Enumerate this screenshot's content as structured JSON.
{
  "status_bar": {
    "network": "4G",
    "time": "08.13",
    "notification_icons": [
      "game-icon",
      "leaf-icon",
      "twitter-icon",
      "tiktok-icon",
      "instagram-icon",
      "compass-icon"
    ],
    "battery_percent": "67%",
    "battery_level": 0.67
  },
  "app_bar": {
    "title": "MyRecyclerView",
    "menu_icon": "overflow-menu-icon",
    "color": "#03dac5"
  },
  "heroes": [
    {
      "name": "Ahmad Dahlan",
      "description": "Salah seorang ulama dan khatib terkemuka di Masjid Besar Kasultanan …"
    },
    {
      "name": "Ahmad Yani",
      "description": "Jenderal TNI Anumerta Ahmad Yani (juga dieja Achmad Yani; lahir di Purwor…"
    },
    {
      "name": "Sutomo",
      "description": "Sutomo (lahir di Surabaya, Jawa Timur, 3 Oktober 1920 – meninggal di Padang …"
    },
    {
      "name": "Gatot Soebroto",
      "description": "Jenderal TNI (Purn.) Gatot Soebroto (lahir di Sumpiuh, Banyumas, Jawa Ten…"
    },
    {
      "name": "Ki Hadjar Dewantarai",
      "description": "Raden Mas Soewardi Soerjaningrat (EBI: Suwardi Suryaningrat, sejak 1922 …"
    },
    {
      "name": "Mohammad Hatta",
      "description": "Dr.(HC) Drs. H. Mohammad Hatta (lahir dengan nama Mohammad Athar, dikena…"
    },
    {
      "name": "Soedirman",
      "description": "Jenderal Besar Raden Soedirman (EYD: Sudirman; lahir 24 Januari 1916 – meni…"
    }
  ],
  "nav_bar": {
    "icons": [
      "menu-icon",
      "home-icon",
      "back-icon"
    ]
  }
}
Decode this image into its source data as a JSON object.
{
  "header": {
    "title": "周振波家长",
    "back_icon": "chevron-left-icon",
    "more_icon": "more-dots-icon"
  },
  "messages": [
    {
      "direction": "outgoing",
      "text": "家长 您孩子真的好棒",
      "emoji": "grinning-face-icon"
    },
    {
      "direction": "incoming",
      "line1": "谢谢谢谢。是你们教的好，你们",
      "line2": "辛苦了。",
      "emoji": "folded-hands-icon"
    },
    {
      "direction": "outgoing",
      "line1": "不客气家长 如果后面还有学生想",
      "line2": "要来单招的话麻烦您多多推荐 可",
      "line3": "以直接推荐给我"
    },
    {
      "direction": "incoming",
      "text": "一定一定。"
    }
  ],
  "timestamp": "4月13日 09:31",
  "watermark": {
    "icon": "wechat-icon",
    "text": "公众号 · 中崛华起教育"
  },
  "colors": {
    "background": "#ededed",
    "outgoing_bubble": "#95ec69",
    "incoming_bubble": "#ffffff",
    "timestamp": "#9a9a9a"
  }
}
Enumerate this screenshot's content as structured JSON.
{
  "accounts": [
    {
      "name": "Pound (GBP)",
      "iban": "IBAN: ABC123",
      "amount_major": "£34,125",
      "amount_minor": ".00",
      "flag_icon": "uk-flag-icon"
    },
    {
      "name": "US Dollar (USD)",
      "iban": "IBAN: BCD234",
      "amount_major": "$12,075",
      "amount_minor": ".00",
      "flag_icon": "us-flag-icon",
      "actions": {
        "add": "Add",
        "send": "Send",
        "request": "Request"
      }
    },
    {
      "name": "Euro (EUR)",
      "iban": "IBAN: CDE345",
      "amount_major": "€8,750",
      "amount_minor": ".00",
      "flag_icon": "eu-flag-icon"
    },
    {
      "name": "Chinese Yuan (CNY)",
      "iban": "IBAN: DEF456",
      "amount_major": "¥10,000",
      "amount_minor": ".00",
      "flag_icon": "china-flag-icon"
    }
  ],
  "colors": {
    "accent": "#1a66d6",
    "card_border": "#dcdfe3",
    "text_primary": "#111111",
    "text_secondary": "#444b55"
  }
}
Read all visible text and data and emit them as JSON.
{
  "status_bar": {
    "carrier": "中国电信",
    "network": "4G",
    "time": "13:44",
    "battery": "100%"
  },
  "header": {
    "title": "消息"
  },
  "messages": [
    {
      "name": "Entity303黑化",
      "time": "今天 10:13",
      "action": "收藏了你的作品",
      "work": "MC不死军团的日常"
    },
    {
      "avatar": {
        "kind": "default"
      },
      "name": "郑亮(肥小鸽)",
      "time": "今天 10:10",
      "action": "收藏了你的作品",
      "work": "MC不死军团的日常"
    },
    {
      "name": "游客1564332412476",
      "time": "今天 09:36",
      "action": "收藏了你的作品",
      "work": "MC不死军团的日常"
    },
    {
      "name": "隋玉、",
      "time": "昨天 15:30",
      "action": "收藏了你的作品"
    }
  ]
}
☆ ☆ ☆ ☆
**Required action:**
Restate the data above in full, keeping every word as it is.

**Response:**
Enumerate this screenshot's content as structured JSON.
{
  "status_bar": {
    "network": "4G",
    "time": "08.13",
    "notification_icons": [
      "game-icon",
      "leaf-icon",
      "twitter-icon",
      "tiktok-icon",
      "instagram-icon",
      "compass-icon"
    ],
    "battery_percent": "67%",
    "battery_level": 0.67
  },
  "app_bar": {
    "title": "MyRecyclerView",
    "menu_icon": "overflow-menu-icon",
    "color": "#03dac5"
  },
  "heroes": [
    {
      "name": "Ahmad Dahlan",
      "description": "Salah seorang ulama dan khatib terkemuka di Masjid Besar Kasultanan …"
    },
    {
      "name": "Ahmad Yani",
      "description": "Jenderal TNI Anumerta Ahmad Yani (juga dieja Achmad Yani; lahir di Purwor…"
    },
    {
      "name": "Sutomo",
      "description": "Sutomo (lahir di Surabaya, Jawa Timur, 3 Oktober 1920 – meninggal di Padang …"
    },
    {
      "name": "Gatot Soebroto",
      "description": "Jenderal TNI (Purn.) Gatot Soebroto (lahir di Sumpiuh, Banyumas, Jawa Ten…"
    },
    {
      "name": "Ki Hadjar Dewantarai",
      "description": "Raden Mas Soewardi Soerjaningrat (EBI: Suwardi Suryaningrat, sejak 1922 …"
    },
    {
      "name": "Mohammad Hatta",
      "description": "Dr.(HC) Drs. H. Mohammad Hatta (lahir dengan nama Mohammad Athar, dikena…"
    },
    {
      "name": "Soedirman",
      "description": "Jenderal Besar Raden Soedirman (EYD: Sudirman; lahir 24 Januari 1916 – meni…"
    }
  ],
  "nav_bar": {
    "icons": [
      "menu-icon",
      "home-icon",
      "back-icon"
    ]
  }
}
Decode this image into its source data as a JSON object.
{
  "header": {
    "title": "周振波家长",
    "back_icon": "chevron-left-icon",
    "more_icon": "more-dots-icon"
  },
  "messages": [
    {
      "direction": "outgoing",
      "text": "家长 您孩子真的好棒",
      "emoji": "grinning-face-icon"
    },
    {
      "direction": "incoming",
      "line1": "谢谢谢谢。是你们教的好，你们",
      "line2": "辛苦了。",
      "emoji": "folded-hands-icon"
    },
    {
      "direction": "outgoing",
      "line1": "不客气家长 如果后面还有学生想",
      "line2": "要来单招的话麻烦您多多推荐 可",
      "line3": "以直接推荐给我"
    },
    {
      "direction": "incoming",
      "text": "一定一定。"
    }
  ],
  "timestamp": "4月13日 09:31",
  "watermark": {
    "icon": "wechat-icon",
    "text": "公众号 · 中崛华起教育"
  },
  "colors": {
    "background": "#ededed",
    "outgoing_bubble": "#95ec69",
    "incoming_bubble": "#ffffff",
    "timestamp": "#9a9a9a"
  }
}
Enumerate this screenshot's content as structured JSON.
{
  "accounts": [
    {
      "name": "Pound (GBP)",
      "iban": "IBAN: ABC123",
      "amount_major": "£34,125",
      "amount_minor": ".00",
      "flag_icon": "uk-flag-icon"
    },
    {
      "name": "US Dollar (USD)",
      "iban": "IBAN: BCD234",
      "amount_major": "$12,075",
      "amount_minor": ".00",
      "flag_icon": "us-flag-icon",
      "actions": {
        "add": "Add",
        "send": "Send",
        "request": "Request"
      }
    },
    {
      "name": "Euro (EUR)",
      "iban": "IBAN: CDE345",
      "amount_major": "€8,750",
      "amount_minor": ".00",
      "flag_icon": "eu-flag-icon"
    },
    {
      "name": "Chinese Yuan (CNY)",
      "iban": "IBAN: DEF456",
      "amount_major": "¥10,000",
      "amount_minor": ".00",
      "flag_icon": "china-flag-icon"
    }
  ],
  "colors": {
    "accent": "#1a66d6",
    "card_border": "#dcdfe3",
    "text_primary": "#111111",
    "text_secondary": "#444b55"
  }
}
Read all visible text and data and emit them as JSON.
{
  "status_bar": {
    "carrier": "中国电信",
    "network": "4G",
    "time": "13:44",
    "battery": "100%"
  },
  "header": {
    "title": "消息"
  },
  "messages": [
    {
      "name": "Entity303黑化",
      "time": "今天 10:13",
      "action": "收藏了你的作品",
      "work": "MC不死军团的日常"
    },
    {
      "avatar": {
        "kind": "default"
      },
      "name": "郑亮(肥小鸽)",
      "time": "今天 10:10",
      "action": "收藏了你的作品",
      "work": "MC不死军团的日常"
    },
    {
      "name": "游客1564332412476",
      "time": "今天 09:36",
      "action": "收藏了你的作品",
      "work": "MC不死军团的日常"
    },
    {
      "name": "隋玉、",
      "time": "昨天 15:30",
      "action": "收藏了你的作品"
    }
  ]
}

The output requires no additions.